Every year, the famous Chernobyl ghost town merges more and more with the surrounding terrain. Nature relentlessly recaptures it metre by metre. But time has no power over the Soviet mining town of Pyramid, located on the Arctic Shpicbergen archipelago. People left it almost 20 years ago and the cold preserves it from vegetation.
The settlement was established in 1910 by the Swedes who received permission for coal mining on the archipelago. It got its name from the nearest mountain. 17 years later, the mine was bought by “Arcticugol” trust, and the village became Soviet. 1300 kilometers from the North Pole were built houses, a school, theater, library, cultural center, two cemeteries (one for people and one for cats) and sports complex with the most northerly heated swimming pool in the world.
Until the collapse of the USSR, more than a thousand people lived in the Pyramid. In the 90’s, there was no money for the maintenance of the village above the Arctic Circle, and the last miners returned to the mainland in March 1998.

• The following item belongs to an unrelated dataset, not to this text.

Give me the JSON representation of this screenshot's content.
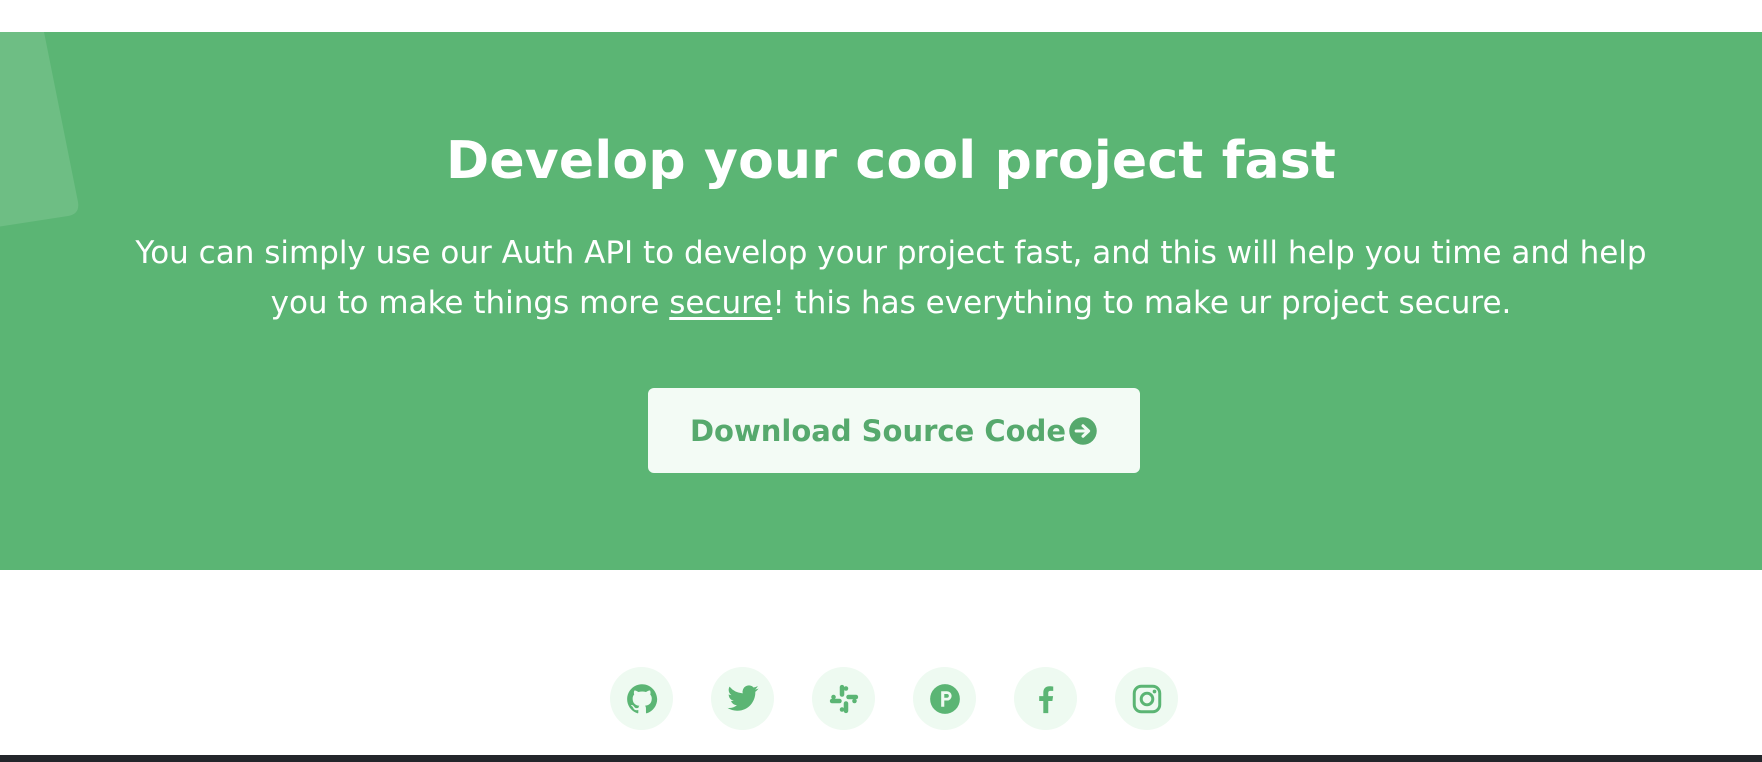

This place has got its mystery. Rooms with kitchen plates, linen, typewriters, musical instruments and even expensive miner’s equipment – people could take these things with them and subsequently sell them, but all of these things are still in their place as if the workers left the Pyramid in a hurry.
In 2007, it was brought back to life. “Arcticugol” turned it into a tourist destination. Walls were repainted, the interior upgraded, they one of the buildings into a hotel, and built a new power plant. A couple of years ago, they even built a museum.
You could reach the Pyramid by boat or snowmobile from Longyearbyen, the administrative center of Norwegian Svalbard province. There are not too many guests, but from time to time the 30 people who live in the village all year round, get work.